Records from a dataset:
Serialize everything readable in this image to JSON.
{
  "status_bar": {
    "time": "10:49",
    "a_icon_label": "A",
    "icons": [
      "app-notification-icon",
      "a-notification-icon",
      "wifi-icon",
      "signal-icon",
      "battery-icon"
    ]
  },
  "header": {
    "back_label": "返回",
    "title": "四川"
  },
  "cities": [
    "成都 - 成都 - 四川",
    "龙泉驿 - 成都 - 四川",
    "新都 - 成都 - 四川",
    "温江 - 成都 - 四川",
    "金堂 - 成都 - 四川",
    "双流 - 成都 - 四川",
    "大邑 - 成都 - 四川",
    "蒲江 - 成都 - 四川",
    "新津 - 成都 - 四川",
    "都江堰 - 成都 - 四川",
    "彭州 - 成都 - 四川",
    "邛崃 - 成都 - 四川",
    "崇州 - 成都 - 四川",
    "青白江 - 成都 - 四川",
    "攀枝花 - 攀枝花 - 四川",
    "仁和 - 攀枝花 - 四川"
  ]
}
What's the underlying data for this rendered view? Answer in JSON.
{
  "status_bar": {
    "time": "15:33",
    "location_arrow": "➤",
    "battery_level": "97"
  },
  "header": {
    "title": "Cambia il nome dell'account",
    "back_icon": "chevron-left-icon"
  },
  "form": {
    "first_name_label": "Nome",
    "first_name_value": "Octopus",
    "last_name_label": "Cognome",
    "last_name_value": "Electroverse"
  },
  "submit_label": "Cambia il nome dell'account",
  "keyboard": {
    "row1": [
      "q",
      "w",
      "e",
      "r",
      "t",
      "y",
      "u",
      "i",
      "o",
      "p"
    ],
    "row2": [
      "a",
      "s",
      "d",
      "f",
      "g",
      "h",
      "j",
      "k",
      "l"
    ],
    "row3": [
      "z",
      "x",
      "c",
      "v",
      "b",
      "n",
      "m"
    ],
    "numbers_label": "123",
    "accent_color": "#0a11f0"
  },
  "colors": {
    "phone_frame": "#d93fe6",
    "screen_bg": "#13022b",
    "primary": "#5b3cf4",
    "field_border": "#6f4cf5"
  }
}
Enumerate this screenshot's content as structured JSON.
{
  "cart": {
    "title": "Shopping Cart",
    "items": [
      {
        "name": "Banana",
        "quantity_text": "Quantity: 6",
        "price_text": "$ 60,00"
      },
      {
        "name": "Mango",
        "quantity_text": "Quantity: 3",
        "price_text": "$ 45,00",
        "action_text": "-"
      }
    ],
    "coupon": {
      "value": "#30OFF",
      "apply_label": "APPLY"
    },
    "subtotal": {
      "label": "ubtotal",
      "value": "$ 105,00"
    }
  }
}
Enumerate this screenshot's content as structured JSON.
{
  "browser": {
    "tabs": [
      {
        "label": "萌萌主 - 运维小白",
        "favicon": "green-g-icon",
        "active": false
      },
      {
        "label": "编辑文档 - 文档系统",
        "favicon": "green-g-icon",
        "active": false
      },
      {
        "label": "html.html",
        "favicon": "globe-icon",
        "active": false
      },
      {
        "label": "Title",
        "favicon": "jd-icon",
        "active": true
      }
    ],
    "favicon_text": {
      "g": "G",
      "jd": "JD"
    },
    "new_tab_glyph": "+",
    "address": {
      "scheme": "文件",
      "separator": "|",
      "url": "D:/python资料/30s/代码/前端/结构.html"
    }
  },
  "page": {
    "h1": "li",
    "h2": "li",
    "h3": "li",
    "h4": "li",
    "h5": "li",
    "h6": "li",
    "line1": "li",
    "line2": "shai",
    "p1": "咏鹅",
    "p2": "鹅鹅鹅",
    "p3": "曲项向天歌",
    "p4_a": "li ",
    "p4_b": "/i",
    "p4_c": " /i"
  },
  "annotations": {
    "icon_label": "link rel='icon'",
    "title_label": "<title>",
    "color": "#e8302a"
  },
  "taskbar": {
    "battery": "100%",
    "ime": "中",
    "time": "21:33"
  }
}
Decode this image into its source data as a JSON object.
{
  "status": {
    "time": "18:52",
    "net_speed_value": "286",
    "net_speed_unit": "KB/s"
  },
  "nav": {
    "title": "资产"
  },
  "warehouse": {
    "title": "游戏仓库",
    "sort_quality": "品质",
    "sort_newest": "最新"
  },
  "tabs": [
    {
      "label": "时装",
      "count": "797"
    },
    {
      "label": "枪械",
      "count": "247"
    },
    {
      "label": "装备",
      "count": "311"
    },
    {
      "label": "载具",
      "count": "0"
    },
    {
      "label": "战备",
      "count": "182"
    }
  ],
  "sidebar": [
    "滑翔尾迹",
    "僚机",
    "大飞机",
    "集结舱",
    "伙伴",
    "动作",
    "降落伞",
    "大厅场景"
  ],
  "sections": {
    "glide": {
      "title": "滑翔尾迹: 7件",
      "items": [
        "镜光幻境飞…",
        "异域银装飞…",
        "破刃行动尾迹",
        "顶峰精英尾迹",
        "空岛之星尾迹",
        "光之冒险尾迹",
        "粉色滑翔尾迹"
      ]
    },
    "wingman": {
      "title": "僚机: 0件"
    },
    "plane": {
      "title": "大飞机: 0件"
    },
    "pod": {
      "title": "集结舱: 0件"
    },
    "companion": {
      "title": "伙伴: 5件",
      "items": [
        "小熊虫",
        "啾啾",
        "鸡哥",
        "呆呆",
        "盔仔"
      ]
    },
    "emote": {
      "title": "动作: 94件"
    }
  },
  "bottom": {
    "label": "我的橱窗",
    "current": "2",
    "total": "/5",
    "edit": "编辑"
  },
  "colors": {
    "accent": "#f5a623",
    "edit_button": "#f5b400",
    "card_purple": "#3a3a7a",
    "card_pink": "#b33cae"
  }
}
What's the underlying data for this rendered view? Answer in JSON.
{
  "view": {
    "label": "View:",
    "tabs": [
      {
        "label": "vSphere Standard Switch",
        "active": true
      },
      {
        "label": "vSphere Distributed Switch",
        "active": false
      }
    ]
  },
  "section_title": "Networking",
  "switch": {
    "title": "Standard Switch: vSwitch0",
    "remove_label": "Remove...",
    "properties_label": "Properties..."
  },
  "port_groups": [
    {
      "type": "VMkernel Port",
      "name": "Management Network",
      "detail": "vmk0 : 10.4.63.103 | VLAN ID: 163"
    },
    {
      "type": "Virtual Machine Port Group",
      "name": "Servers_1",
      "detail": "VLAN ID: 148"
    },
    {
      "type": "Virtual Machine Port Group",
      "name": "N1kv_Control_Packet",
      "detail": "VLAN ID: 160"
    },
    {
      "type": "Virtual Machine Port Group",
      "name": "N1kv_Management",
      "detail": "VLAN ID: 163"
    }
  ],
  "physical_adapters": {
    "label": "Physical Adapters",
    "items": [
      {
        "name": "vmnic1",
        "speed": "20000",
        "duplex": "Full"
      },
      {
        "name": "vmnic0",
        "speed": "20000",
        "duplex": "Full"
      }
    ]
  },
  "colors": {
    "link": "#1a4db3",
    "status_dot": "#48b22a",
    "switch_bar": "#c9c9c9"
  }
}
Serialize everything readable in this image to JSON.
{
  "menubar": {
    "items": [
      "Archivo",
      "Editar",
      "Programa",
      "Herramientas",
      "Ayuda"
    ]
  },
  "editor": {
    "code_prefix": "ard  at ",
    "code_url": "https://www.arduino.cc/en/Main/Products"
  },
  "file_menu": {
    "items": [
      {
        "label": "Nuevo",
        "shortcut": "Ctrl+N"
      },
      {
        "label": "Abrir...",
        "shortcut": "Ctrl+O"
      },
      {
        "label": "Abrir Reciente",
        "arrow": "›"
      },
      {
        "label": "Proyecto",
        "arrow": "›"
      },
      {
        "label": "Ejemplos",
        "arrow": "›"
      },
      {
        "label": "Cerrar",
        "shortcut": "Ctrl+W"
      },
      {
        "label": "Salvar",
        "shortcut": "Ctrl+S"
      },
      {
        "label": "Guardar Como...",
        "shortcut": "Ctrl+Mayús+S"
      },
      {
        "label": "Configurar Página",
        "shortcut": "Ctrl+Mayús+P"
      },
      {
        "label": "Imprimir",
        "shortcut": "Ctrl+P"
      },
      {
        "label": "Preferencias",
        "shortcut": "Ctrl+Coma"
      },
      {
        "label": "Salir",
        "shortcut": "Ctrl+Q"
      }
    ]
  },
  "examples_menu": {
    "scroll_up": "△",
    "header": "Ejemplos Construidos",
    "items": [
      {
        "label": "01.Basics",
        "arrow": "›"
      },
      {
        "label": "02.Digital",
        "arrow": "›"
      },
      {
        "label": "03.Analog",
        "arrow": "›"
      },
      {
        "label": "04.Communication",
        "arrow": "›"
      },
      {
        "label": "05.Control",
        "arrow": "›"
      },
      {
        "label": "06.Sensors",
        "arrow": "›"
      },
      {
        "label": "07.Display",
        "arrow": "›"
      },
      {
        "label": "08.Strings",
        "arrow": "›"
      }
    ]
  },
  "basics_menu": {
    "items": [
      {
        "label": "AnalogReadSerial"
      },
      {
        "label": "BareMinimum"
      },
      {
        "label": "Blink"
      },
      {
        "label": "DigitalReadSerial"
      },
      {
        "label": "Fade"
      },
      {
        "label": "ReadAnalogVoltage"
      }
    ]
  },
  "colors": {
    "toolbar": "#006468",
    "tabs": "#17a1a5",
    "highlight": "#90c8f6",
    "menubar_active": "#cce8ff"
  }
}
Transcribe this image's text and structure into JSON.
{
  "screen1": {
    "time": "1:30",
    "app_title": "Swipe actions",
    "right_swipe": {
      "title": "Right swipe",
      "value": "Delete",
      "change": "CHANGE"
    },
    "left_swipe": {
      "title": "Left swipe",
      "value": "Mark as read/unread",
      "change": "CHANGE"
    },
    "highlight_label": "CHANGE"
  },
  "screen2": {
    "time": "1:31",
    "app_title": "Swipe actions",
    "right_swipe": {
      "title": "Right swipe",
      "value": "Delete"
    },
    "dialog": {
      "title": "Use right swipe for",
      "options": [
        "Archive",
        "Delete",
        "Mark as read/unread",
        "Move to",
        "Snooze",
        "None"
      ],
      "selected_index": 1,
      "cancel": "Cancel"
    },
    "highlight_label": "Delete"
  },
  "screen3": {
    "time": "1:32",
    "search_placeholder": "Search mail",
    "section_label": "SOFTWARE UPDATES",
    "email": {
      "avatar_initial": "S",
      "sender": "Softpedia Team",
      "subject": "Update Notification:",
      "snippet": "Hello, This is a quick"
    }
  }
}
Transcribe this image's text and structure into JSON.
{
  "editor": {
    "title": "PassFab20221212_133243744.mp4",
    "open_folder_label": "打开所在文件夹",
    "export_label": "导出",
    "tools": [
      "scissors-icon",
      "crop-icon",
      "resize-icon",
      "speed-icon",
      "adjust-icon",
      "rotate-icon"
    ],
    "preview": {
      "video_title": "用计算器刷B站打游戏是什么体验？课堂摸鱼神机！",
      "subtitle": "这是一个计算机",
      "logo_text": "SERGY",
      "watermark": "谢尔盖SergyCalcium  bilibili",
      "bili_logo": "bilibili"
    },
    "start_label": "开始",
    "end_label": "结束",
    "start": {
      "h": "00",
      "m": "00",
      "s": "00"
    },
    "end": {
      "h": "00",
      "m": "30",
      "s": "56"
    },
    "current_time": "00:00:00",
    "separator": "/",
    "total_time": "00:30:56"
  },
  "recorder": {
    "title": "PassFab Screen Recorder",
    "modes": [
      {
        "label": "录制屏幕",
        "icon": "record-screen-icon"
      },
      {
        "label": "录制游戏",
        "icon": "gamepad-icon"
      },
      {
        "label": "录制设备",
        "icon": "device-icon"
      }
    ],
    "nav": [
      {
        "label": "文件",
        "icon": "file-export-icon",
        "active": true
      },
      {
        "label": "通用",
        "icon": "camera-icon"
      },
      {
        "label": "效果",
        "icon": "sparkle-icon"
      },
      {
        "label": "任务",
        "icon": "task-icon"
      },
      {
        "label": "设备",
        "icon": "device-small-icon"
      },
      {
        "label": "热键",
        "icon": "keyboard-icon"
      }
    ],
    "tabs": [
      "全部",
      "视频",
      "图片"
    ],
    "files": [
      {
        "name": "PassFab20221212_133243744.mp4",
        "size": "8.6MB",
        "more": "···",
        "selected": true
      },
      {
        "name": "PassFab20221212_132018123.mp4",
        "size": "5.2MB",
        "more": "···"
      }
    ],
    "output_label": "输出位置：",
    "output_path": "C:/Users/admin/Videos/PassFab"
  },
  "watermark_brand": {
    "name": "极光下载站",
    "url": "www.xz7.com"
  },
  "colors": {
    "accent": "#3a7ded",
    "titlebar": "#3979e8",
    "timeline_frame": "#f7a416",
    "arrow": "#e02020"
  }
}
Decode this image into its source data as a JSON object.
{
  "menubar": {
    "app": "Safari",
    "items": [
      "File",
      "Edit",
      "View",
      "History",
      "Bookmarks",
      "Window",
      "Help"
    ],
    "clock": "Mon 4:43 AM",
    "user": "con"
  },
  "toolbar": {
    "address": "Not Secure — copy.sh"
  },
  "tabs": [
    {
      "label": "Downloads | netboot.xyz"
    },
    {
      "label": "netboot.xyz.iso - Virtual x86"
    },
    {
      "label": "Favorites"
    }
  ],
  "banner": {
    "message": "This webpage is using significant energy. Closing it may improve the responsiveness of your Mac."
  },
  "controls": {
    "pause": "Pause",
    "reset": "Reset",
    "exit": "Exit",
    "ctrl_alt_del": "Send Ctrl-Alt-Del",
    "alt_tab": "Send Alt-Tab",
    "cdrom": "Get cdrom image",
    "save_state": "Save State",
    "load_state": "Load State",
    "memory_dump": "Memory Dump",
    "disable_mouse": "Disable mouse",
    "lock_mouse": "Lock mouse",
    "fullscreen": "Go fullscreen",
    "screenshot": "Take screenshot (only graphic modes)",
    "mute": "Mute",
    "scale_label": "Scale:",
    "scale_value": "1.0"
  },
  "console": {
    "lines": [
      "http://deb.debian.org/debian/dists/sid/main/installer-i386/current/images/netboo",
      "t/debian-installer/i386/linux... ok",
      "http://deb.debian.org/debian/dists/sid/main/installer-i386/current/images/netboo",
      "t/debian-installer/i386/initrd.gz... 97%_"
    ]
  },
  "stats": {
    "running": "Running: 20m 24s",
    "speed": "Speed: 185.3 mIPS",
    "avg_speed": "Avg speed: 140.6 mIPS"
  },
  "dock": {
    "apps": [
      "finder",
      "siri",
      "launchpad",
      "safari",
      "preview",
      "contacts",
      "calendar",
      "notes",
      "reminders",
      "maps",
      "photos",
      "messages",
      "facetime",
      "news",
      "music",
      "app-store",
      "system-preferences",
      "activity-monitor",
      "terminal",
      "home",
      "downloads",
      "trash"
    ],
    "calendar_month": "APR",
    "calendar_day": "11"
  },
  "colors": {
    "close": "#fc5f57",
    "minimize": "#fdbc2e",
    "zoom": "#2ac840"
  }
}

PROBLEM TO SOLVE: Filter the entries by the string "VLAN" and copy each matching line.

ANSWER SPACE:
      "detail": "vmk0 : 10.4.63.103 | VLAN ID: 163"
      "detail": "VLAN ID: 148"
      "detail": "VLAN ID: 160"
      "detail": "VLAN ID: 163"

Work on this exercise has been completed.